In this work we will for the first time quantify the effects of heterogeneity on FL performance in a real-world testbed. We will first conduct a survey of edge devices that are suitable for FL and assemble a representative, yet diverse, testbed at our KAUST premises. Building upon the existing open-source solutions, we will then program a FL training framework enabling rapid prototyping, experimentation, and measurements within our testbed. We will then conduct a set of experiments geared towards profiling the effect of device hardware, software, and usage heterogeneity of FL training accuracy, convergence time, fairness, and energy use.

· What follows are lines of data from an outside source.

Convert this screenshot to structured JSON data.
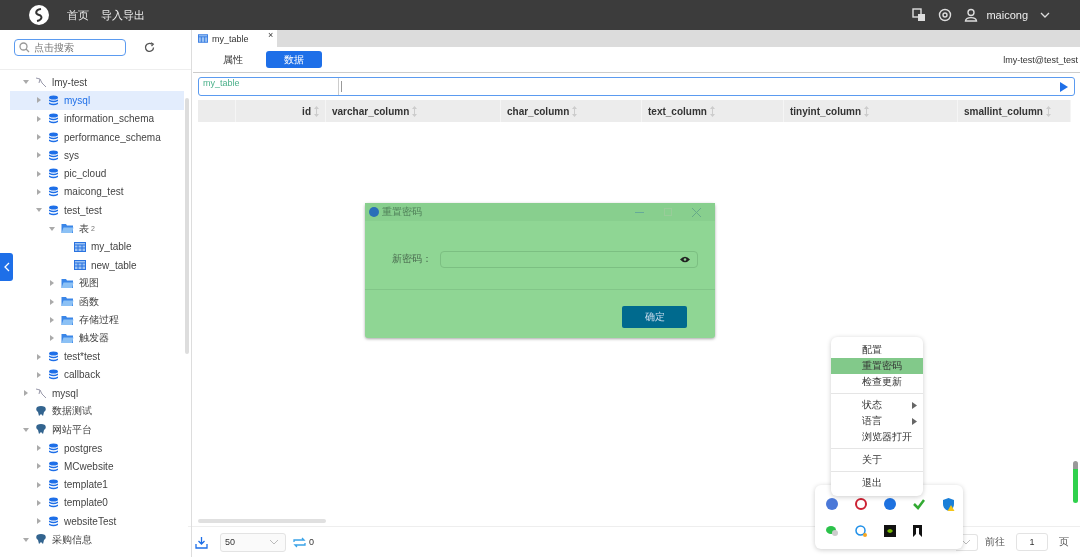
{
  "topbar": {
    "nav": [
      "首页",
      "导入导出"
    ],
    "user": "maicong"
  },
  "sidebar": {
    "search": {
      "placeholder": "点击搜索"
    },
    "tree": [
      {
        "label": "lmy-test",
        "kind": "connection",
        "expanded": true,
        "selected": false,
        "children": [
          {
            "label": "mysql",
            "kind": "database",
            "expanded": false,
            "selected": true
          },
          {
            "label": "information_schema",
            "kind": "database",
            "expanded": false,
            "selected": false
          },
          {
            "label": "performance_schema",
            "kind": "database",
            "expanded": false,
            "selected": false
          },
          {
            "label": "sys",
            "kind": "database",
            "expanded": false,
            "selected": false
          },
          {
            "label": "pic_cloud",
            "kind": "database",
            "expanded": false,
            "selected": false
          },
          {
            "label": "maicong_test",
            "kind": "database",
            "expanded": false,
            "selected": false
          },
          {
            "label": "test_test",
            "kind": "database",
            "expanded": true,
            "selected": false,
            "children": [
              {
                "label": "表",
                "count": "2",
                "kind": "folder",
                "expanded": true,
                "selected": false,
                "children": [
                  {
                    "label": "my_table",
                    "kind": "table",
                    "selected": false
                  },
                  {
                    "label": "new_table",
                    "kind": "table",
                    "selected": false
                  }
                ]
              },
              {
                "label": "视图",
                "kind": "folder",
                "expanded": false,
                "selected": false
              },
              {
                "label": "函数",
                "kind": "folder",
                "expanded": false,
                "selected": false
              },
              {
                "label": "存储过程",
                "kind": "folder",
                "expanded": false,
                "selected": false
              },
              {
                "label": "触发器",
                "kind": "folder",
                "expanded": false,
                "selected": false
              }
            ]
          },
          {
            "label": "test*test",
            "kind": "database",
            "expanded": false,
            "selected": false
          },
          {
            "label": "callback",
            "kind": "database",
            "expanded": false,
            "selected": false
          }
        ]
      },
      {
        "label": "mysql",
        "kind": "connection",
        "expanded": false,
        "selected": false
      },
      {
        "label": "数据测试",
        "kind": "pg",
        "selected": false
      },
      {
        "label": "网站平台",
        "kind": "pg",
        "expanded": true,
        "selected": false,
        "children": [
          {
            "label": "postgres",
            "kind": "database",
            "expanded": false,
            "selected": false
          },
          {
            "label": "MCwebsite",
            "kind": "database",
            "expanded": false,
            "selected": false
          },
          {
            "label": "template1",
            "kind": "database",
            "expanded": false,
            "selected": false
          },
          {
            "label": "template0",
            "kind": "database",
            "expanded": false,
            "selected": false
          },
          {
            "label": "websiteTest",
            "kind": "database",
            "expanded": false,
            "selected": false
          }
        ]
      },
      {
        "label": "采购信息",
        "kind": "pg",
        "expanded": true,
        "selected": false
      }
    ]
  },
  "doc_tab": {
    "label": "my_table",
    "close": "×"
  },
  "subtabs": [
    {
      "label": "属性",
      "selected": false
    },
    {
      "label": "数据",
      "selected": true
    }
  ],
  "connection": "lmy-test@test_test",
  "query": {
    "table": "my_table"
  },
  "table": {
    "columns": [
      {
        "label": "id"
      },
      {
        "label": "varchar_column"
      },
      {
        "label": "char_column"
      },
      {
        "label": "text_column"
      },
      {
        "label": "tinyint_column"
      },
      {
        "label": "smallint_column"
      }
    ]
  },
  "footer": {
    "page_size": "50",
    "count": "0",
    "goto": "前往",
    "page": "1",
    "page_unit": "页"
  },
  "dialog": {
    "title": "重置密码",
    "field_label": "新密码：",
    "confirm": "确定"
  },
  "menu": [
    {
      "label": "配置",
      "selected": false,
      "submenu": false,
      "divider_after": false
    },
    {
      "label": "重置密码",
      "selected": true,
      "submenu": false,
      "divider_after": false
    },
    {
      "label": "检查更新",
      "selected": false,
      "submenu": false,
      "divider_after": true
    },
    {
      "label": "状态",
      "selected": false,
      "submenu": true,
      "divider_after": false
    },
    {
      "label": "语言",
      "selected": false,
      "submenu": true,
      "divider_after": false
    },
    {
      "label": "浏览器打开",
      "selected": false,
      "submenu": false,
      "divider_after": true
    },
    {
      "label": "关于",
      "selected": false,
      "submenu": false,
      "divider_after": true
    },
    {
      "label": "退出",
      "selected": false,
      "submenu": false,
      "divider_after": false
    }
  ]
}
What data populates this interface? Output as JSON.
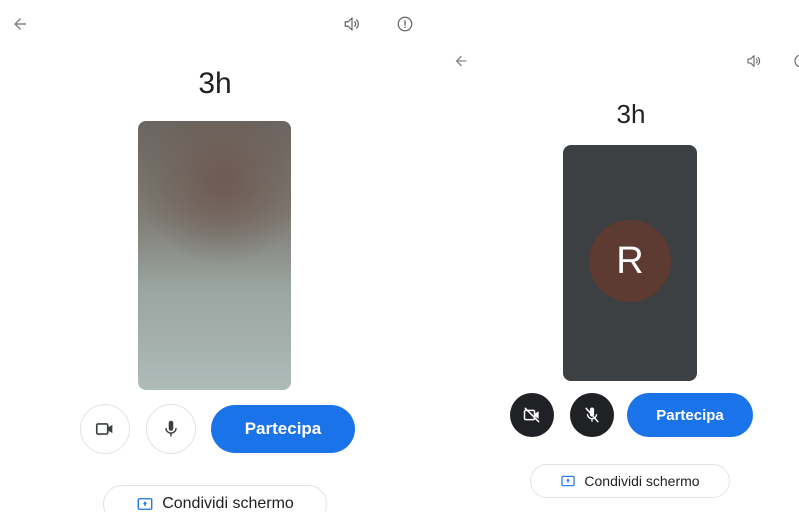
{
  "screen_left": {
    "title": "3h",
    "back_icon": "arrow-back-icon",
    "speaker_icon": "volume-icon",
    "info_icon": "info-icon",
    "camera_state": "on",
    "mic_state": "on",
    "join_label": "Partecipa",
    "share_label": "Condividi schermo",
    "accent_color": "#1a73e8"
  },
  "screen_right": {
    "title": "3h",
    "back_icon": "arrow-back-icon",
    "speaker_icon": "volume-icon",
    "info_icon": "info-icon",
    "avatar_initial": "R",
    "avatar_color": "#5d3a32",
    "camera_state": "off",
    "mic_state": "off",
    "join_label": "Partecipa",
    "share_label": "Condividi schermo",
    "accent_color": "#1a73e8"
  }
}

Finally, we will analyze the results and extract guidelines for efficient FL in heterogeneous environments.
- Physical testbed comprising a range of IoT and mobile devices.
- Programming framework for FL experimentation and evaluation.
- Executable scenarios encompassing different use-cases and levels of the underlying system heterogeneity.
- Report on the experimental results with metrics designed to profile the effect of system heterogeneity on holistic performance of FL.
- Guidelines for advancing FL in heterogeneous environments.